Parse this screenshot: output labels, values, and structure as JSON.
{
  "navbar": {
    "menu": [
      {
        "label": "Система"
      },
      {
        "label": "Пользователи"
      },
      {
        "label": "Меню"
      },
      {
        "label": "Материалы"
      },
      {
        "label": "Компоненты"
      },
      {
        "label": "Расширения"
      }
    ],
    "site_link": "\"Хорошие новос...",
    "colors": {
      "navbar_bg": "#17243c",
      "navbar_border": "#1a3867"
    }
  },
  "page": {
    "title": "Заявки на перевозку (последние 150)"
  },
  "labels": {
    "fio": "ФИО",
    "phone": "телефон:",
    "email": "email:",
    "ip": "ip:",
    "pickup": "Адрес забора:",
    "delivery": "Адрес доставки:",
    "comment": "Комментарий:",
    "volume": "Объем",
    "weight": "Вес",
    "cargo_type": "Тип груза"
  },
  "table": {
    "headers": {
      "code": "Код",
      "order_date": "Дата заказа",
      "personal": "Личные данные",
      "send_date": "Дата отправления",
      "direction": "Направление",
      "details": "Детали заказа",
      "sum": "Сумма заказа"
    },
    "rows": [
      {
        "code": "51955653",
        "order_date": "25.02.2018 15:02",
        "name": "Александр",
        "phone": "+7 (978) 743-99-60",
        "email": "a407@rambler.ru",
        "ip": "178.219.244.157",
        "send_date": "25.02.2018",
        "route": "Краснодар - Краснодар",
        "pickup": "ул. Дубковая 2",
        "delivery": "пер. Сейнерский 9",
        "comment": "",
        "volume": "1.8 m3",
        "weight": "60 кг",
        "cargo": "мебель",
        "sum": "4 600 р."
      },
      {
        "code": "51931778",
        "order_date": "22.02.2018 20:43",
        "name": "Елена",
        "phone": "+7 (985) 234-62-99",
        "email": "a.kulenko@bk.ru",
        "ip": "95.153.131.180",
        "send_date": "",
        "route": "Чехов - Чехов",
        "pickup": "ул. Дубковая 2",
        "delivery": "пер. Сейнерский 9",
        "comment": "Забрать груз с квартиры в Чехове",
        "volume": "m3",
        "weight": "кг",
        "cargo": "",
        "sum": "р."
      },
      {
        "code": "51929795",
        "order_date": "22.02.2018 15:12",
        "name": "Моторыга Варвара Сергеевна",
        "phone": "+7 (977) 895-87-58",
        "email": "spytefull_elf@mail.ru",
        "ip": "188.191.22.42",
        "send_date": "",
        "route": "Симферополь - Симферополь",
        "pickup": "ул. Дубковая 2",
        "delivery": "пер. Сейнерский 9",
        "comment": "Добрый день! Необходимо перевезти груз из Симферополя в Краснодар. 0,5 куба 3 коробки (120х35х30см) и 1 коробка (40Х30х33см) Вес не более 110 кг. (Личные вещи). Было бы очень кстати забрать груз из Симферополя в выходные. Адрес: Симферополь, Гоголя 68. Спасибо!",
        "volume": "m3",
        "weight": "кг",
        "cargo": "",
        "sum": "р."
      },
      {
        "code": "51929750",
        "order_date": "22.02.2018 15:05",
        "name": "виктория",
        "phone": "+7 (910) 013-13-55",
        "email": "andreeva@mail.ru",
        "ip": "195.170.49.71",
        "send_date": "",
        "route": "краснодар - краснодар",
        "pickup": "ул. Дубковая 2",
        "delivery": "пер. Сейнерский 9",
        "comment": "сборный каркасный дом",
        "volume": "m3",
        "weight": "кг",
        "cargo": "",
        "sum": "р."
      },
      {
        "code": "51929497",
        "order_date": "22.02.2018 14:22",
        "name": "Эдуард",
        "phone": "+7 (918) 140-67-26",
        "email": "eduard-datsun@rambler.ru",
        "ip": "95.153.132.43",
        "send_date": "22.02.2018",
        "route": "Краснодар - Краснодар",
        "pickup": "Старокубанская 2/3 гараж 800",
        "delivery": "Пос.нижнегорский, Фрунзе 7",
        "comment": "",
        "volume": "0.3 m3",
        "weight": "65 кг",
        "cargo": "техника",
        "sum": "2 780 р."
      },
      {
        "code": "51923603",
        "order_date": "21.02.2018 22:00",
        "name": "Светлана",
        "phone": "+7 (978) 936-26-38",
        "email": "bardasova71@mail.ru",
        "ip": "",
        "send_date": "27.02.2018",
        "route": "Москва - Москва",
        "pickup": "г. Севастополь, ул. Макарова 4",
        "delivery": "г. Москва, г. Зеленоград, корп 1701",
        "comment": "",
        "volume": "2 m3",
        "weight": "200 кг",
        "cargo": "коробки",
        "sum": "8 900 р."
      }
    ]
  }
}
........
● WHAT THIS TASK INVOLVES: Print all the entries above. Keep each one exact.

● TASK RESPONSE:
Parse this screenshot: output labels, values, and structure as JSON.
{
  "navbar": {
    "menu": [
      {
        "label": "Система"
      },
      {
        "label": "Пользователи"
      },
      {
        "label": "Меню"
      },
      {
        "label": "Материалы"
      },
      {
        "label": "Компоненты"
      },
      {
        "label": "Расширения"
      }
    ],
    "site_link": "\"Хорошие новос...",
    "colors": {
      "navbar_bg": "#17243c",
      "navbar_border": "#1a3867"
    }
  },
  "page": {
    "title": "Заявки на перевозку (последние 150)"
  },
  "labels": {
    "fio": "ФИО",
    "phone": "телефон:",
    "email": "email:",
    "ip": "ip:",
    "pickup": "Адрес забора:",
    "delivery": "Адрес доставки:",
    "comment": "Комментарий:",
    "volume": "Объем",
    "weight": "Вес",
    "cargo_type": "Тип груза"
  },
  "table": {
    "headers": {
      "code": "Код",
      "order_date": "Дата заказа",
      "personal": "Личные данные",
      "send_date": "Дата отправления",
      "direction": "Направление",
      "details": "Детали заказа",
      "sum": "Сумма заказа"
    },
    "rows": [
      {
        "code": "51955653",
        "order_date": "25.02.2018 15:02",
        "name": "Александр",
        "phone": "+7 (978) 743-99-60",
        "email": "a407@rambler.ru",
        "ip": "178.219.244.157",
        "send_date": "25.02.2018",
        "route": "Краснодар - Краснодар",
        "pickup": "ул. Дубковая 2",
        "delivery": "пер. Сейнерский 9",
        "comment": "",
        "volume": "1.8 m3",
        "weight": "60 кг",
        "cargo": "мебель",
        "sum": "4 600 р."
      },
      {
        "code": "51931778",
        "order_date": "22.02.2018 20:43",
        "name": "Елена",
        "phone": "+7 (985) 234-62-99",
        "email": "a.kulenko@bk.ru",
        "ip": "95.153.131.180",
        "send_date": "",
        "route": "Чехов - Чехов",
        "pickup": "ул. Дубковая 2",
        "delivery": "пер. Сейнерский 9",
        "comment": "Забрать груз с квартиры в Чехове",
        "volume": "m3",
        "weight": "кг",
        "cargo": "",
        "sum": "р."
      },
      {
        "code": "51929795",
        "order_date": "22.02.2018 15:12",
        "name": "Моторыга Варвара Сергеевна",
        "phone": "+7 (977) 895-87-58",
        "email": "spytefull_elf@mail.ru",
        "ip": "188.191.22.42",
        "send_date": "",
        "route": "Симферополь - Симферополь",
        "pickup": "ул. Дубковая 2",
        "delivery": "пер. Сейнерский 9",
        "comment": "Добрый день! Необходимо перевезти груз из Симферополя в Краснодар. 0,5 куба 3 коробки (120х35х30см) и 1 коробка (40Х30х33см) Вес не более 110 кг. (Личные вещи). Было бы очень кстати забрать груз из Симферополя в выходные. Адрес: Симферополь, Гоголя 68. Спасибо!",
        "volume": "m3",
        "weight": "кг",
        "cargo": "",
        "sum": "р."
      },
      {
        "code": "51929750",
        "order_date": "22.02.2018 15:05",
        "name": "виктория",
        "phone": "+7 (910) 013-13-55",
        "email": "andreeva@mail.ru",
        "ip": "195.170.49.71",
        "send_date": "",
        "route": "краснодар - краснодар",
        "pickup": "ул. Дубковая 2",
        "delivery": "пер. Сейнерский 9",
        "comment": "сборный каркасный дом",
        "volume": "m3",
        "weight": "кг",
        "cargo": "",
        "sum": "р."
      },
      {
        "code": "51929497",
        "order_date": "22.02.2018 14:22",
        "name": "Эдуард",
        "phone": "+7 (918) 140-67-26",
        "email": "eduard-datsun@rambler.ru",
        "ip": "95.153.132.43",
        "send_date": "22.02.2018",
        "route": "Краснодар - Краснодар",
        "pickup": "Старокубанская 2/3 гараж 800",
        "delivery": "Пос.нижнегорский, Фрунзе 7",
        "comment": "",
        "volume": "0.3 m3",
        "weight": "65 кг",
        "cargo": "техника",
        "sum": "2 780 р."
      },
      {
        "code": "51923603",
        "order_date": "21.02.2018 22:00",
        "name": "Светлана",
        "phone": "+7 (978) 936-26-38",
        "email": "bardasova71@mail.ru",
        "ip": "",
        "send_date": "27.02.2018",
        "route": "Москва - Москва",
        "pickup": "г. Севастополь, ул. Макарова 4",
        "delivery": "г. Москва, г. Зеленоград, корп 1701",
        "comment": "",
        "volume": "2 m3",
        "weight": "200 кг",
        "cargo": "коробки",
        "sum": "8 900 р."
      }
    ]
  }
}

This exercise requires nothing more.